It’s well understood that acids etch limestone, marble, dolomite, and travertine. In these cases, a relatively weak acid will begin to dissolve the surface of the stone, leaving a dull spot. Because we’re well-trained to understand etching in marble, it seems confounding that granite can suffer the same problem. Aren’t granites supposed to be acid-resistant? Well, “the dose makes the poison,” as the saying goes. A strong acid will eat almost anything, including granite. This is doubly true when the acid is in contact with the stone for a long time, as is the case with a bottle of cleaner left on the countertop.
The chemistry of the ways various minerals dissolve in acids is complex, but the bottom line is that strong cleaners can damage natural stones. Quite literally, the acid will remove some of the ions in the minerals. Other types of chemical reactions can occur too, and in some experiments, the acid-induced breakdown of feldspars formed a film of silica on the surface of the stone. Out in the natural world, naturally occurring acids break feldspars down into clay, which is a normal weathering process.
Different minerals will react with acid in different ways and at different rates. Feldspar minerals undergo chemical changes in hydrochloric acid, but quartz is generally less affected. But even different types of feldspar respond differently to acid attacks. This means that acid damage on a stone is usually not uniform. It’s likely to be speckled, with some minerals more affected than others. Minerals will show the most damage around their edges rather than in the middle. Smaller grains will be more affected than larger ones. The acid will migrate along pores and cracks, which can concentrate the damage in certain areas.
One aspect of this problem remains a mystery. Even though the minerals have undergone a change in their chemistry and color, the polished shine of the stone is often unchanged. I wish I had a scientific explanation for this, but I don’t. We’ll have to crack that nut another time.
These images show the telltale patterns of acid damage.
Acid damage is not a stain. No amount of cleaners, poultices, or Magic Erasers will resolve the problem. The minerals have been permanently changed, and there’s no reversing it. That can be discouraging news, but it’s better to know the cold, hard truth up front.
The only way to remove acid damage is to grind it out. But depending on the depth of the damage, it may be hard to restore the stone to an even, level surface. Some people opt to “Sharpie” their way out of the problem by coloring or dying the stone to something close-ish to the original color.

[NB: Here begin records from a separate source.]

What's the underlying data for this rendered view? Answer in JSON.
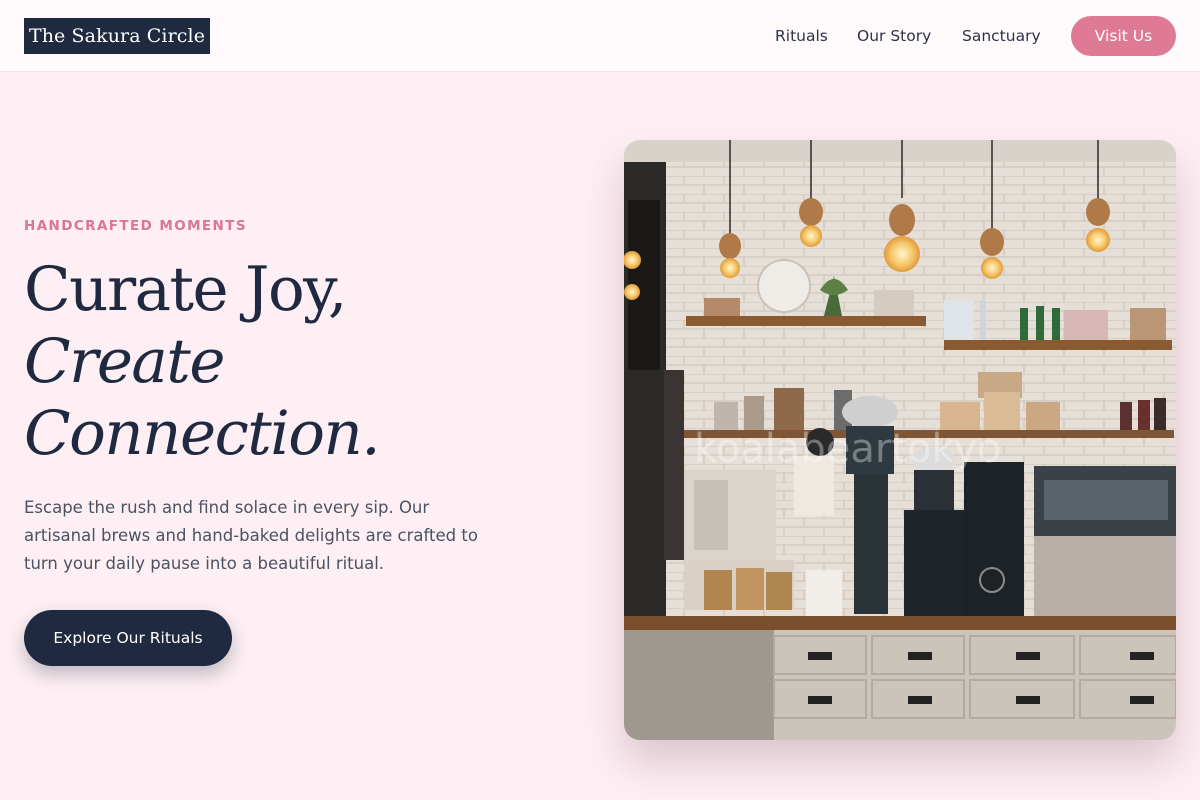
{
  "header": {
    "logo": "The Sakura Circle",
    "nav": [
      "Rituals",
      "Our Story",
      "Sanctuary"
    ],
    "cta": "Visit Us"
  },
  "hero": {
    "eyebrow": "HANDCRAFTED MOMENTS",
    "headline_line1": "Curate Joy,",
    "headline_line2": "Create",
    "headline_line3": "Connection.",
    "body": "Escape the rush and find solace in every sip. Our artisanal brews and hand-baked delights are crafted to turn your daily pause into a beautiful ritual.",
    "cta": "Explore Our Rituals",
    "image_watermark": "koalabeartokyo"
  },
  "colors": {
    "background": "#fdeff3",
    "navy": "#1f2a40",
    "pink": "#de7996",
    "eyebrow": "#d87693"
  }
}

Less-Damaging Products Are Available
The best way to ensure that a bottle of high-acid toilet bowl cleaner doesn’t damage your flooring or countertop is not to have it in the house in the first place. Otherwise, it’s all too easy for a guest or family member to set the bottle on the stone, causing damage, heartbreak, and potential family strife. Grist did a review of natural toilet bowl cleaners, and found some good options; their favorites were Clorox Green Works and Mrs. Meyer’s. But as always we recommend testing a cleaners on a spare piece of stone to make sure that it won’t do any damage if there is some spillage.

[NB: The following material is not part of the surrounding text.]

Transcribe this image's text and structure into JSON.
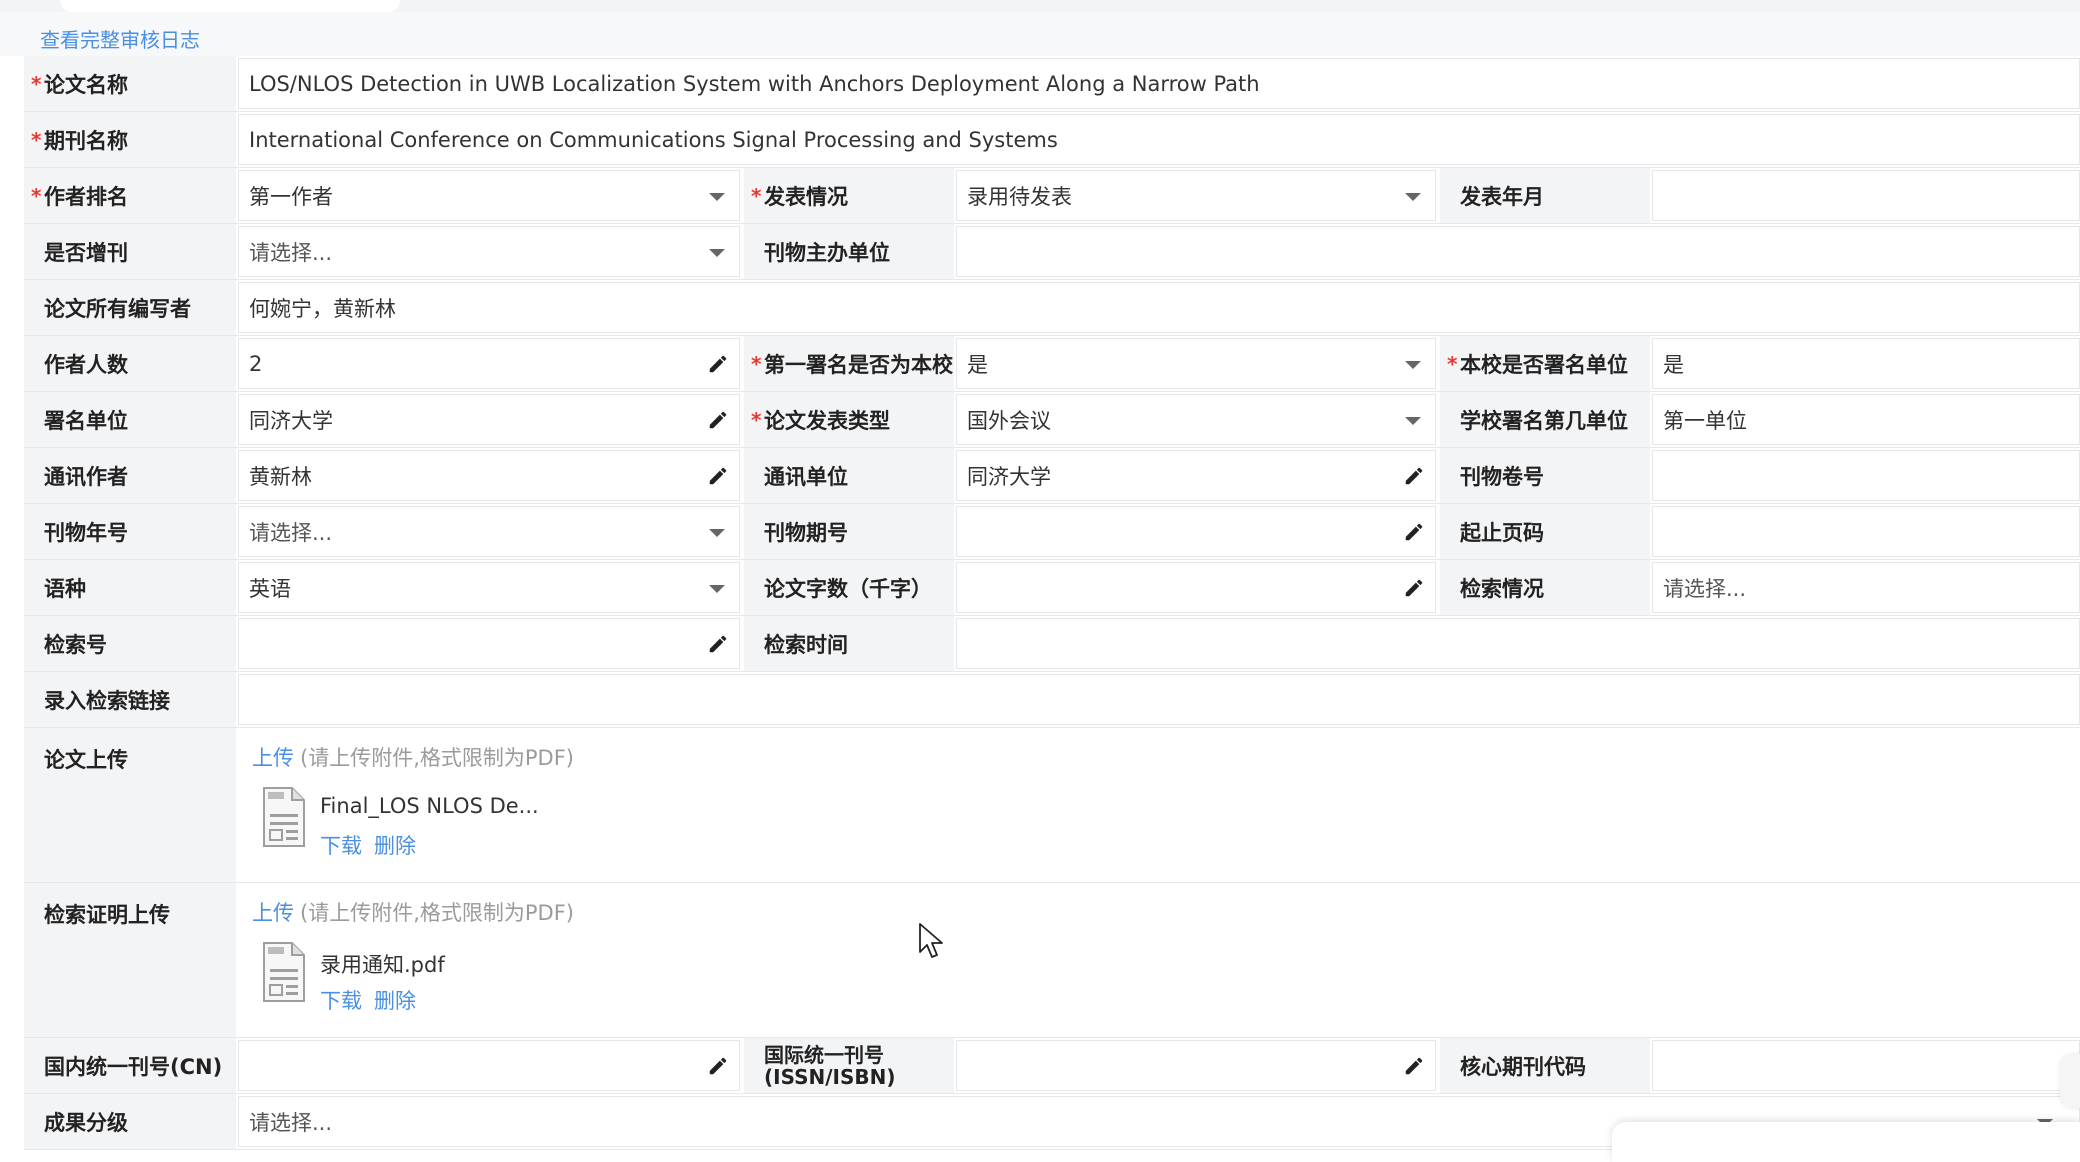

As always, the best medicine is prevention. Read labels carefully, buy less-damaging products, and invest in a good scrub brush so you can tackle stains physically rather than chemically. Your mother would be proud.